# Show that the fourth power of every odd integer is of the form $16k+1$.

This is what I have so far, I'm not sure my reasoning is correct as I am trying to learn how to construct proofs. I would appreciate any feedback on if I took the right steps. If there is an alternative way of going about this problem, what would it be? Thank you in advance.

def. of odd: $i = 2n + 1$

$i^4 = (2n + 1)^4 = (4n^2+4n+1)(4n^2+4n+1)$

From a previous problem, I showed that $4n^2+4n = 8j$. The problem was to show that the square of every odd number is of the form $8k+1.$

$i^4 = (8j+1)(8j+1) = 64j^2+14j+1 = 16j(4j+1)+1$

Here $16j$ is even and $4j+1$ is odd, so multiplying them would yield an even number.

I took a step back and substituted $64j^2+16j=16k$.

Therefore, $i^4 = (4n^2+4n+1) = (8j+1)(8j+1) = 16k+1$.

• Even simpler, once you have $i^4=16j(4j+1)+1$, you are done, by taking $k=j(4j+1)$. – vadim123 Jul 10 '16 at 3:54
• Your solution is correct, though the statement "Here $16j$ is.. even number" adds nothing to the proof – user258700 Jul 10 '16 at 3:54
• @vadim123 I thought I wasn't allowed to assume that. – Curious Math Student Jul 10 '16 at 4:04
• @AhmedHussein I see, thank you! – Curious Math Student Jul 10 '16 at 4:06
• @vadim123 I forgot to thank you, sir! – Curious Math Student Jul 10 '16 at 4:06

$$(2k+1)^4-1 = 2k(2k+2)(4k^2+4k+2) = 2^4 \binom{k+1}{2}(2k^2+2k+1) \in 16\mathbb{Z}.$$

Here's a stupid way to do this question. $G = (\mathbb{Z}/16\mathbb{Z})^{\ast}$ is a group with $\varphi(16) = 2^4 - 2^3 = 8$ elements. The order of any element of $G$ is either $1, 2, 4$ or $8$ by Lagrange's theorem.

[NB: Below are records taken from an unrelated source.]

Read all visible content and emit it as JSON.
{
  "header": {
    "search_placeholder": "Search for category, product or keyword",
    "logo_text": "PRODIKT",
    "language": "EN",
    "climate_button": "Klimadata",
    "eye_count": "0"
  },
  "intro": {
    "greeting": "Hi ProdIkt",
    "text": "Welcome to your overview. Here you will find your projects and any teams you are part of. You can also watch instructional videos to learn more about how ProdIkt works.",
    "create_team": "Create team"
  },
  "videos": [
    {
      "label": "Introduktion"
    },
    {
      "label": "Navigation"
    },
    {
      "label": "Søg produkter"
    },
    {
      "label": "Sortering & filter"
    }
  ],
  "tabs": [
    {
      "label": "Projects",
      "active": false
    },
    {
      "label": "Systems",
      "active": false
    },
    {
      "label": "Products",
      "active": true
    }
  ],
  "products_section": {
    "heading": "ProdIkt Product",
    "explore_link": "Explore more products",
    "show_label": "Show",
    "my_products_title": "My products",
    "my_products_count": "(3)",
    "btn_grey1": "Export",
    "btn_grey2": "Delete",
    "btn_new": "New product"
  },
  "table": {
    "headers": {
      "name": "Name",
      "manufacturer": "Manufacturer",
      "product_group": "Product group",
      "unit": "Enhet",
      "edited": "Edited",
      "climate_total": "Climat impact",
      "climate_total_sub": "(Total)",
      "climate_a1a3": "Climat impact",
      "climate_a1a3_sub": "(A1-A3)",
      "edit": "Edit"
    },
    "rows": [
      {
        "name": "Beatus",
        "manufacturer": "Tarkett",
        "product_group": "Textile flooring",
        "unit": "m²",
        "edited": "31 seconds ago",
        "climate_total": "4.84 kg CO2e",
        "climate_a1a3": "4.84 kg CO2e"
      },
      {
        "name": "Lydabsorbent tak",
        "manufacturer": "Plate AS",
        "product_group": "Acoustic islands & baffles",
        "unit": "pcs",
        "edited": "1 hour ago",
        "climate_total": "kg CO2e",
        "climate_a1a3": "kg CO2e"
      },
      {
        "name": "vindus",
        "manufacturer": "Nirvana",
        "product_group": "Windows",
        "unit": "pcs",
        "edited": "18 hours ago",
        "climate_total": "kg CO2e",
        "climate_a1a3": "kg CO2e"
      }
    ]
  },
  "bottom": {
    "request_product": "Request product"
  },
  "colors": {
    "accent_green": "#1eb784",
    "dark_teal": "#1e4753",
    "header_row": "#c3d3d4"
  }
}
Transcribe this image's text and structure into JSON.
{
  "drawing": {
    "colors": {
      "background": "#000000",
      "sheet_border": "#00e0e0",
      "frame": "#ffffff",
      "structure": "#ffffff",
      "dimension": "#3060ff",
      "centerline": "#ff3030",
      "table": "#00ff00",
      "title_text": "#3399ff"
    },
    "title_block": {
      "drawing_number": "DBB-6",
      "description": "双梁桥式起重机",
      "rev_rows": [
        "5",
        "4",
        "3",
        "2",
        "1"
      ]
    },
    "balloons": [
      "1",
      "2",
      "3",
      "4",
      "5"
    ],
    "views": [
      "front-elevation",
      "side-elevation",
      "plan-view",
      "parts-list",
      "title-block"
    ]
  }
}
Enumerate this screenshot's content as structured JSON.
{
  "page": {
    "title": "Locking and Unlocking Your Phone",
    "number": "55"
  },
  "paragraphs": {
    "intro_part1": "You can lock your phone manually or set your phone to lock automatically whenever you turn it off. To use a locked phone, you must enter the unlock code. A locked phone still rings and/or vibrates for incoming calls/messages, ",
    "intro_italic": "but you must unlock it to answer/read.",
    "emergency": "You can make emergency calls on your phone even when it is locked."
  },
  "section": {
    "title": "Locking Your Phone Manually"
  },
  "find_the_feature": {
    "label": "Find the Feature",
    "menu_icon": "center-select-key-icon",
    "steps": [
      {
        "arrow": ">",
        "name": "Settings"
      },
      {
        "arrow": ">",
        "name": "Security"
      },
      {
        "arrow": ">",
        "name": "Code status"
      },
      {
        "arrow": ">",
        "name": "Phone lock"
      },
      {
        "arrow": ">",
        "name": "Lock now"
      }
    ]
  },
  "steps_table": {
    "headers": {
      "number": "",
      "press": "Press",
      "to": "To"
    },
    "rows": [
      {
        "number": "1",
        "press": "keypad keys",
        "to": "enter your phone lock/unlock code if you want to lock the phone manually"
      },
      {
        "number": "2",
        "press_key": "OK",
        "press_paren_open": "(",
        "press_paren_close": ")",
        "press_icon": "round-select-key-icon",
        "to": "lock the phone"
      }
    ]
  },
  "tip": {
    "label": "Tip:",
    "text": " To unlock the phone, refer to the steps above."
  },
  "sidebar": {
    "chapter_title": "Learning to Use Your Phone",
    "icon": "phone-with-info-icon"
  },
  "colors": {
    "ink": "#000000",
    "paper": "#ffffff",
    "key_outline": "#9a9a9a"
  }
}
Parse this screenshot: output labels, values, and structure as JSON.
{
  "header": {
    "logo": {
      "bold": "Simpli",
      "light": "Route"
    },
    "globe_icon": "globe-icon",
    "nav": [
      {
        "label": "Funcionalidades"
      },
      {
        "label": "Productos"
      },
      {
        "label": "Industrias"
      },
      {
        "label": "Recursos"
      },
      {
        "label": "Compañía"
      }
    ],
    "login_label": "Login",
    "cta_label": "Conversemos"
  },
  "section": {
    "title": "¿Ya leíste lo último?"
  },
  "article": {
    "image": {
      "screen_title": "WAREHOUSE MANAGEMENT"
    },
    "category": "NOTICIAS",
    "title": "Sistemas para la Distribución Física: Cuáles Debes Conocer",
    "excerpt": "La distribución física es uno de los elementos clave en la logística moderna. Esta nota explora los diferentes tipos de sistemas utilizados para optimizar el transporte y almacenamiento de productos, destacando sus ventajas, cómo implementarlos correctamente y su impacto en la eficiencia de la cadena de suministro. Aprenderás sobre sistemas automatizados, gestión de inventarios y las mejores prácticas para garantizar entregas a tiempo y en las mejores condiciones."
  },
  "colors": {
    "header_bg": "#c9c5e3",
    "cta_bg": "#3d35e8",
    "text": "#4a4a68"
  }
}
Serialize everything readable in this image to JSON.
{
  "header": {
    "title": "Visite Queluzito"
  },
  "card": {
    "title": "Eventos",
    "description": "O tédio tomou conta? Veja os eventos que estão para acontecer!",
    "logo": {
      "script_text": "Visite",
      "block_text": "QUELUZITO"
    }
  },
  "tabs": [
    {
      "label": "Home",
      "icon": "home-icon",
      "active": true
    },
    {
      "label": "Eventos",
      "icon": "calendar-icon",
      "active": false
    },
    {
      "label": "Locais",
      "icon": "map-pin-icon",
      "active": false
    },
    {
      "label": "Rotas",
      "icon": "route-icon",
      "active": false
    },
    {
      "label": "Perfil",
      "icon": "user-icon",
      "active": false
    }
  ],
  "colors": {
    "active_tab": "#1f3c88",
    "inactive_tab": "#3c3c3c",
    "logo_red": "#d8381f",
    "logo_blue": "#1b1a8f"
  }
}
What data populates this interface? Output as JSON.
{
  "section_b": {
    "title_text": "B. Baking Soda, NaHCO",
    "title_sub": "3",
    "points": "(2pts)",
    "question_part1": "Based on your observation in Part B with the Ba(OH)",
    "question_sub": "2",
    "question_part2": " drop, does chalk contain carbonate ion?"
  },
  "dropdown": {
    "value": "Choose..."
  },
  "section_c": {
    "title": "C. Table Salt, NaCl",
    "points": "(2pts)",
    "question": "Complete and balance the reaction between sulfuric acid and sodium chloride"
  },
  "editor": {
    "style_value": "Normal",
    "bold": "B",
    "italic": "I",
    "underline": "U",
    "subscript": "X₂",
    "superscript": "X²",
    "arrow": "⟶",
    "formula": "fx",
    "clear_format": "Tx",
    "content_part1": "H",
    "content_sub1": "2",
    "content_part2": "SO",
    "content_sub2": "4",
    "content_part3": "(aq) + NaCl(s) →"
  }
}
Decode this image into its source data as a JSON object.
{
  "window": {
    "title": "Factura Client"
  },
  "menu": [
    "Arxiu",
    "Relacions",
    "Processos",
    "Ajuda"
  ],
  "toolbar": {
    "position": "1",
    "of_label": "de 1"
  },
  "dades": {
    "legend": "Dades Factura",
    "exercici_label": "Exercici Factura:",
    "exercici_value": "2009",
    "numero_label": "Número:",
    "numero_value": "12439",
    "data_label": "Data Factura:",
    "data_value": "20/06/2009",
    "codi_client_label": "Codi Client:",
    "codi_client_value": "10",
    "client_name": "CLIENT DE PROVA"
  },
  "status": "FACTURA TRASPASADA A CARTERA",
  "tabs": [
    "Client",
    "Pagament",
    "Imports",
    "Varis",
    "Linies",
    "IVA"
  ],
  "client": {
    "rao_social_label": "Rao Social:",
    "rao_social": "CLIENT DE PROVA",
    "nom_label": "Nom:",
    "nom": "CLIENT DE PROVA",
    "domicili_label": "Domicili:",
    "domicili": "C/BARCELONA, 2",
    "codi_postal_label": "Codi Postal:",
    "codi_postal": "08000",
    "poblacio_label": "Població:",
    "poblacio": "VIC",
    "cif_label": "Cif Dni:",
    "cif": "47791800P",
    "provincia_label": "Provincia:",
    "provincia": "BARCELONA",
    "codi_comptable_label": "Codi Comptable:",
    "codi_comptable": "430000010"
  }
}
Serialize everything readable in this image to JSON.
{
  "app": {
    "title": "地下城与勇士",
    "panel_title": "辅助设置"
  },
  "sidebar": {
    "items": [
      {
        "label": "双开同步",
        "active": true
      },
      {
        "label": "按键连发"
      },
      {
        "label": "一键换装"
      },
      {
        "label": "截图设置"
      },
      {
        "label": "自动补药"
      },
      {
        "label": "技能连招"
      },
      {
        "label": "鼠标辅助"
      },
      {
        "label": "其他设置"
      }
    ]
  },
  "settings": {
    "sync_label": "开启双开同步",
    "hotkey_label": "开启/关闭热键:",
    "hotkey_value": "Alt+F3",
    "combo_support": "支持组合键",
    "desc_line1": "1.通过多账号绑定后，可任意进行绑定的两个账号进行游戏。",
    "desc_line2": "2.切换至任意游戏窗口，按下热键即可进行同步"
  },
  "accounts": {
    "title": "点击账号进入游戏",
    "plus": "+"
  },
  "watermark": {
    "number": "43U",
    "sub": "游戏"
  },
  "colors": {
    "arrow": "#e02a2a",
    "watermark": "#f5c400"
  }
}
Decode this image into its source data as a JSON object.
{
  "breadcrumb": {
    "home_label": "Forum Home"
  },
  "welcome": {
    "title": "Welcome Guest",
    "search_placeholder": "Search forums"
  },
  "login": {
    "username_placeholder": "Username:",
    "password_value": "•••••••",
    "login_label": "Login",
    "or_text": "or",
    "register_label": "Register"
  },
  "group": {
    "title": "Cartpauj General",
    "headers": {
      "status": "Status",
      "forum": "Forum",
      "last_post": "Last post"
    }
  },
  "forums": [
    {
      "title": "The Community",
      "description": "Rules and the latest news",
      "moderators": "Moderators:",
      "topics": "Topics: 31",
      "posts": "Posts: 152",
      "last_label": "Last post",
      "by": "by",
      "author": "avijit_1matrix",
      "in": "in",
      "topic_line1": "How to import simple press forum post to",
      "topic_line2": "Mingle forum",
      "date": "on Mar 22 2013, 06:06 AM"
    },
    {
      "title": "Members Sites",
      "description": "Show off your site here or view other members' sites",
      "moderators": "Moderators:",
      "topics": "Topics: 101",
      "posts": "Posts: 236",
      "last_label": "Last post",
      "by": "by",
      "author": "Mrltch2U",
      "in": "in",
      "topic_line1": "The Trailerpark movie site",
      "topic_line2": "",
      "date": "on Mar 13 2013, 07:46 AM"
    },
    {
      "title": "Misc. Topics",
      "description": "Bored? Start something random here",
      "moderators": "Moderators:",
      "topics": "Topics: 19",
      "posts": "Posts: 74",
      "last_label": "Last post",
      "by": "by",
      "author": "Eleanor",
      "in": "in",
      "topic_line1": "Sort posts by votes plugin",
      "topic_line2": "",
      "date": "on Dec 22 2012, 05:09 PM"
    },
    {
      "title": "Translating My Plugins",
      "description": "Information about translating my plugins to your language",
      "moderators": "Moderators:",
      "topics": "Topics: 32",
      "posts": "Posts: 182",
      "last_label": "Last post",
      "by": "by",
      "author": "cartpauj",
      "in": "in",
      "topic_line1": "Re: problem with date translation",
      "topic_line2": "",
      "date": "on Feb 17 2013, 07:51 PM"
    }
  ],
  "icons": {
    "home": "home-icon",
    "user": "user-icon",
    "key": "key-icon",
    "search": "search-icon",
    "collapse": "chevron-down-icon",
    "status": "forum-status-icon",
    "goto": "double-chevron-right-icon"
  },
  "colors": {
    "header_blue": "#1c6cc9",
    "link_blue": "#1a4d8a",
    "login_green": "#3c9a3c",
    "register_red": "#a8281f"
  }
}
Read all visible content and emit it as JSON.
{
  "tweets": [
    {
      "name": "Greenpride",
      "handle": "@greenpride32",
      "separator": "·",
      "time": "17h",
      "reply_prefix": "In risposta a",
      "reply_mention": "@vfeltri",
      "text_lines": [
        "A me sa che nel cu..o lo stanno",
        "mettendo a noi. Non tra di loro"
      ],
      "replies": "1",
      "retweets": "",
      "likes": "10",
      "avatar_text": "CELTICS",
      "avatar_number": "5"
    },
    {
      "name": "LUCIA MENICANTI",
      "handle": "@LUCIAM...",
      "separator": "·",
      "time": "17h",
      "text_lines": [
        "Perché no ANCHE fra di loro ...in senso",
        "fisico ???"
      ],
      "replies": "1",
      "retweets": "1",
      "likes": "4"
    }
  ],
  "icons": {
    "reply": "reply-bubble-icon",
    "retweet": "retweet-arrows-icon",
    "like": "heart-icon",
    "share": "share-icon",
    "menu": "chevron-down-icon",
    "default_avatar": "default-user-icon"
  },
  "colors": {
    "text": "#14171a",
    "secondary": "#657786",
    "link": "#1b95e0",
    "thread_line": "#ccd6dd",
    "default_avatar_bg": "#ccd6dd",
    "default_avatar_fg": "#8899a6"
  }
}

So the only way the thing you are trying to prove could be false is if $G$ were cyclic.

If $G$ were cyclic, there would exist elements of order $8$. By a standard result about cyclic groups, number of such elements would be $\varphi(8) = 2^3 - 2^2 = 4$. This should leave exactly four elements with order $1, 2$ or $4$. You get a contradiction by checking that what you want to prove is true for at least five elements:

$$1^1 \equiv 1 \pmod{16}$$

$$3^4 = 81 \equiv 1$$

$$5^4 = 625 = 39\cdot 16 + 1 \equiv 1$$

$$13^4 \equiv (-3)^4 \equiv 1$$

$$15^2 \equiv (-1)^2 \equiv 1$$